    ===The genetic thing might also be linked to folks eating things that their bodies are not getting what they need from the foods they are now eating.  I take pretty much any food theory with a bit of salt (grins), but I do think that there is something to what the folks at http://www.westonaprice.org/ are chatting about (they are rather evangelistic in behavior, I will agree…but I think that they are right in a few things as well.). 

    ===Yep, many elven sorts do seem to have food issues.  I was having a conversation with a friend who was positing that it may be more that we tend to note something being “wrong” sooner, and try to do something about it…(as she was looking at how stuff has come out that stuff that we were all no longer being able to call “food” is now becoming a problem for supposedly normal folks…..

  3. ===Fully agreed on the weakening of the concept of “organic”.

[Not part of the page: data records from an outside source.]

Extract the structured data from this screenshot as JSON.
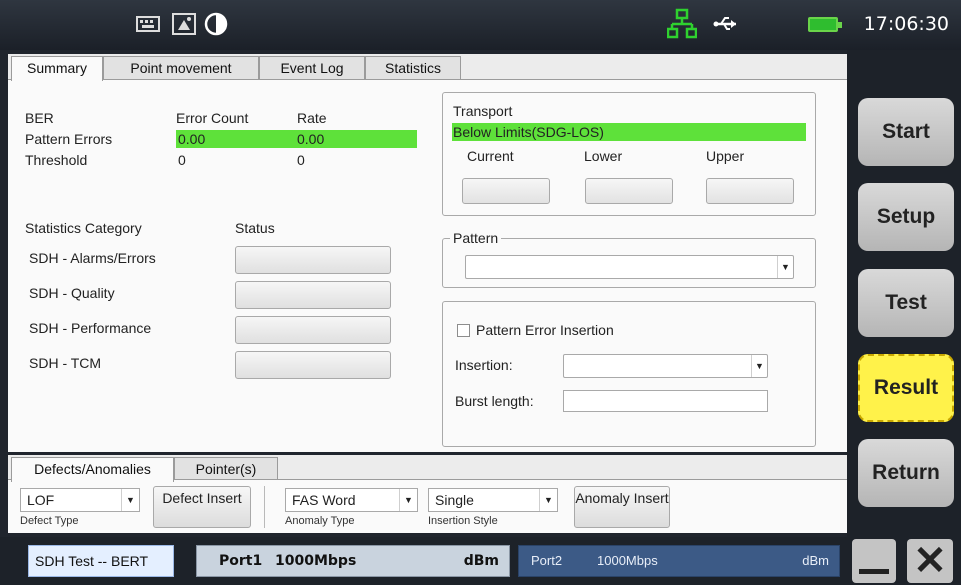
{
  "topbar": {
    "icons": [
      "keyboard-icon",
      "screenshot-icon",
      "contrast-icon",
      "network-icon",
      "usb-icon",
      "battery-icon"
    ],
    "time": "17:06:30",
    "network_color": "#2fd12f",
    "battery_color": "#2fbd2f"
  },
  "tabs": [
    "Summary",
    "Point movement",
    "Event Log",
    "Statistics"
  ],
  "ber": {
    "title": "BER",
    "col_error_count": "Error Count",
    "col_rate": "Rate",
    "pattern_errors_label": "Pattern Errors",
    "pattern_errors_count": "0.00",
    "pattern_errors_rate": "0.00",
    "threshold_label": "Threshold",
    "threshold_count": "0",
    "threshold_rate": "0",
    "highlight_color": "#5ee13a"
  },
  "statistics": {
    "category_header": "Statistics Category",
    "status_header": "Status",
    "rows": [
      "SDH - Alarms/Errors",
      "SDH - Quality",
      "SDH - Performance",
      "SDH - TCM"
    ]
  },
  "transport": {
    "title": "Transport",
    "status": "Below Limits(SDG-LOS)",
    "current": "Current",
    "lower": "Lower",
    "upper": "Upper"
  },
  "pattern": {
    "title": "Pattern",
    "value": ""
  },
  "insertion": {
    "checkbox_label": "Pattern Error Insertion",
    "insertion_label": "Insertion:",
    "burst_label": "Burst length:"
  },
  "bottom_tabs": [
    "Defects/Anomalies",
    "Pointer(s)"
  ],
  "defects": {
    "defect_type_value": "LOF",
    "defect_type_label": "Defect Type",
    "defect_insert": "Defect Insert",
    "anomaly_type_value": "FAS Word",
    "anomaly_type_label": "Anomaly Type",
    "insertion_style_value": "Single",
    "insertion_style_label": "Insertion Style",
    "anomaly_insert": "Anomaly Insert"
  },
  "footer": {
    "test_name": "SDH Test -- BERT",
    "port1_name": "Port1",
    "port1_speed": "1000Mbps",
    "port1_unit": "dBm",
    "port2_name": "Port2",
    "port2_speed": "1000Mbps",
    "port2_unit": "dBm"
  },
  "side_buttons": [
    "Start",
    "Setup",
    "Test",
    "Result",
    "Return"
  ],
  "active_button_color": "#fff24a"
}
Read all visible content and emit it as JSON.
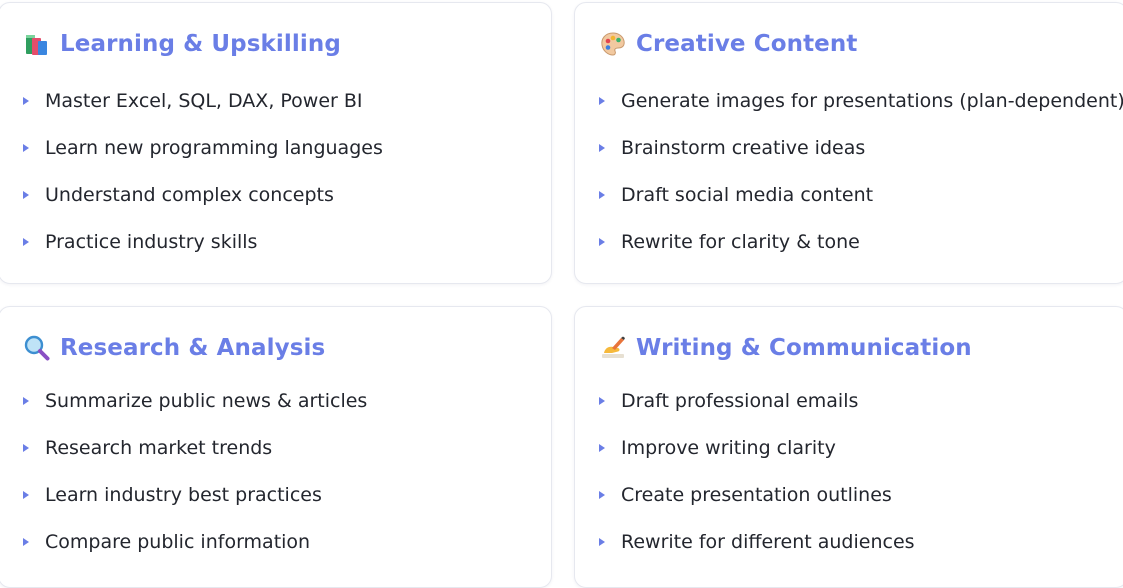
{
  "cards": [
    {
      "title": "Learning & Upskilling",
      "icon": "books-icon",
      "items": [
        "Master Excel, SQL, DAX, Power BI",
        "Learn new programming languages",
        "Understand complex concepts",
        "Practice industry skills"
      ]
    },
    {
      "title": "Creative Content",
      "icon": "palette-icon",
      "items": [
        "Generate images for presentations (plan-dependent)",
        "Brainstorm creative ideas",
        "Draft social media content",
        "Rewrite for clarity & tone"
      ]
    },
    {
      "title": "Research & Analysis",
      "icon": "magnifier-icon",
      "items": [
        "Summarize public news & articles",
        "Research market trends",
        "Learn industry best practices",
        "Compare public information"
      ]
    },
    {
      "title": "Writing & Communication",
      "icon": "writing-hand-icon",
      "items": [
        "Draft professional emails",
        "Improve writing clarity",
        "Create presentation outlines",
        "Rewrite for different audiences"
      ]
    }
  ],
  "colors": {
    "accent": "#6a7ee6",
    "text": "#23262e",
    "border": "#e6e8ef"
  }
}
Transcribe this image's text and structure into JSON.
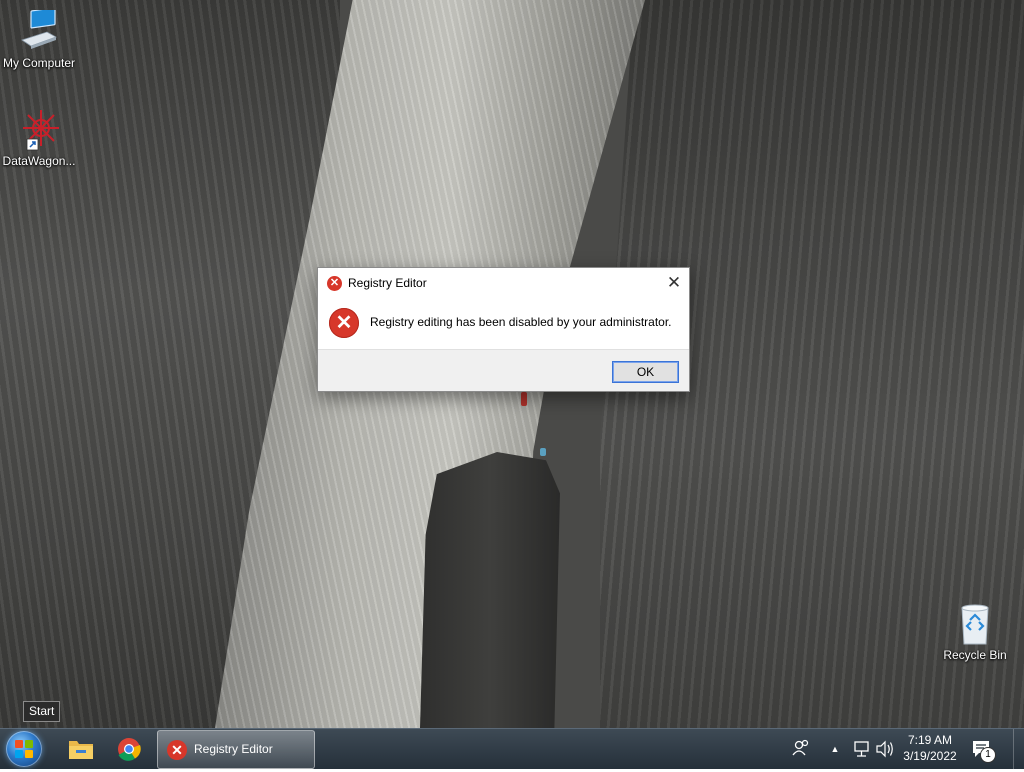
{
  "desktop": {
    "icons": [
      {
        "label": "My Computer"
      },
      {
        "label": "DataWagon..."
      },
      {
        "label": "Recycle Bin"
      }
    ]
  },
  "dialog": {
    "title": "Registry Editor",
    "message": "Registry editing has been disabled by your administrator.",
    "ok_label": "OK",
    "close_glyph": "✕",
    "icon": "error-icon"
  },
  "tooltip": {
    "text": "Start"
  },
  "taskbar": {
    "pinned": [
      "file-explorer-icon",
      "chrome-icon"
    ],
    "active_task": {
      "label": "Registry Editor"
    },
    "tray": {
      "time": "7:19 AM",
      "date": "3/19/2022",
      "notification_count": "1"
    }
  },
  "colors": {
    "error_red": "#d7372a",
    "ok_button_border": "#3b74d6"
  }
}
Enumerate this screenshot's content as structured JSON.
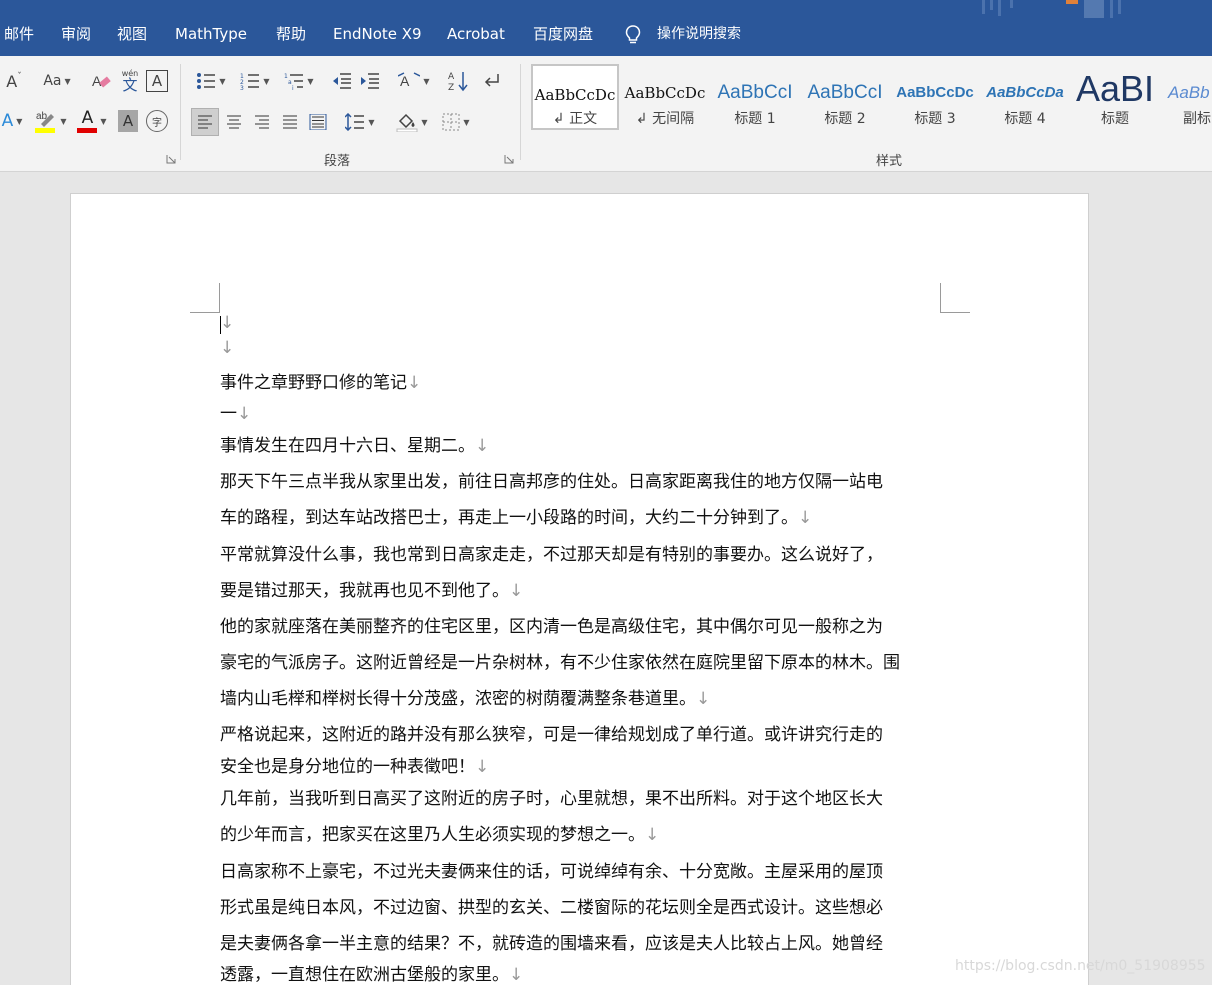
{
  "menu": {
    "items": [
      "邮件",
      "审阅",
      "视图",
      "MathType",
      "帮助",
      "EndNote X9",
      "Acrobat",
      "百度网盘"
    ],
    "search_label": "操作说明搜索"
  },
  "ribbon": {
    "font": {
      "change_case_label": "Aa",
      "phonetic_label": "wén",
      "phonetic_char": "文",
      "char_border_label": "A",
      "font_color_label": "A",
      "char_shading_label": "A",
      "enclose_char_label": "字"
    },
    "paragraph": {
      "group_label": "段落"
    },
    "styles": {
      "group_label": "样式",
      "items": [
        {
          "sample": "AaBbCcDc",
          "name": "正文",
          "marker": "↲"
        },
        {
          "sample": "AaBbCcDc",
          "name": "无间隔",
          "marker": "↲"
        },
        {
          "sample": "AaBbCcI",
          "name": "标题 1"
        },
        {
          "sample": "AaBbCcI",
          "name": "标题 2"
        },
        {
          "sample": "AaBbCcDc",
          "name": "标题 3"
        },
        {
          "sample": "AaBbCcDa",
          "name": "标题 4"
        },
        {
          "sample": "AaBI",
          "name": "标题"
        },
        {
          "sample": "AaBb",
          "name": "副标"
        }
      ]
    },
    "colors": {
      "highlight": "#ffff00",
      "font_color": "#e00000"
    }
  },
  "document": {
    "paragraph_mark": "↓",
    "paragraphs": [
      "",
      "",
      "事件之章野野口修的笔记",
      "一",
      "事情发生在四月十六日、星期二。",
      "那天下午三点半我从家里出发，前往日高邦彦的住处。日高家距离我住的地方仅隔一站电",
      "车的路程，到达车站改搭巴士，再走上一小段路的时间，大约二十分钟到了。",
      "平常就算没什么事，我也常到日高家走走，不过那天却是有特别的事要办。这么说好了，",
      "要是错过那天，我就再也见不到他了。",
      "他的家就座落在美丽整齐的住宅区里，区内清一色是高级住宅，其中偶尔可见一般称之为",
      "豪宅的气派房子。这附近曾经是一片杂树林，有不少住家依然在庭院里留下原本的林木。围",
      "墙内山毛榉和榉树长得十分茂盛，浓密的树荫覆满整条巷道里。",
      "严格说起来，这附近的路并没有那么狭窄，可是一律给规划成了单行道。或许讲究行走的",
      "安全也是身分地位的一种表徵吧！",
      "几年前，当我听到日高买了这附近的房子时，心里就想，果不出所料。对于这个地区长大",
      "的少年而言，把家买在这里乃人生必须实现的梦想之一。",
      "日高家称不上豪宅，不过光夫妻俩来住的话，可说绰绰有余、十分宽敞。主屋采用的屋顶",
      "形式虽是纯日本风，不过边窗、拱型的玄关、二楼窗际的花坛则全是西式设计。这些想必",
      "是夫妻俩各拿一半主意的结果？不，就砖造的围墙来看，应该是夫人比较占上风。她曾经",
      "透露，一直想住在欧洲古堡般的家里。"
    ]
  },
  "watermark": "https://blog.csdn.net/m0_51908955"
}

    ===I think labeling protocols are a good thing, when you can trust the definitions to stay honorable…(grins) Ours are definitely going the wrong way.

  4. Varied foodstuffs – as every so often I wrote only half of what I was thinking.
    With more variation: We ate polenta (maize), rice, potatoes, pasta and bread in our daily diet. So even if I couldn’t digest the pasta and the bread, I could obtain some nourishment from rice and polenta. If I look back, only 100 years ago these foodstuffs would have been a luxury in our area, 200 years ago potatoes only begun their victory through the kitchens and bellies here.

    I agree on the fact that we are loosing many varieties today. Not only the famous “pro specie rara” tomatoes, but also cattle. Modern (not organic) agriculture works on a very narrow genetic pool, and the final product arriving at the consumer has little to do with all the varieties what would exist.

    Thank you for the link, it promises a very interesting read. Though I am amazed once more that soy has such a wide article range – the only place I actively encounter soy is in a) Tofu, and b) soy-based-lecithin in chocolate. Or sometimes as sprouts on a salade.
    But otherwise… No clue where it might be (mis)-used in industrial food.

    It may be that we react different or more sensitive to “wrong” food – And I simply can’t call it healthy what’s on the “non-food-food” market. Not even for those persons who apparently can digest anything.

  5. ===I do not know your area, but soy is in EVERYTHING here.  Soy flour in bread, soy oil in most everything else.  Cheap chocolate is an issue, as they use the lower-quality (I assume GMO) Lecithin, that they get from soy.  The protein isolate is added to things willy-nilly.

    ===A lot of places fry in soy oil now.  And then….there are the damned candles made with soy. 

    ===I react worse to the GMO soy, from experience.  I have seen some studies that claim that GMO soy has more allergens in it.  I am not surprised.

Leave a Reply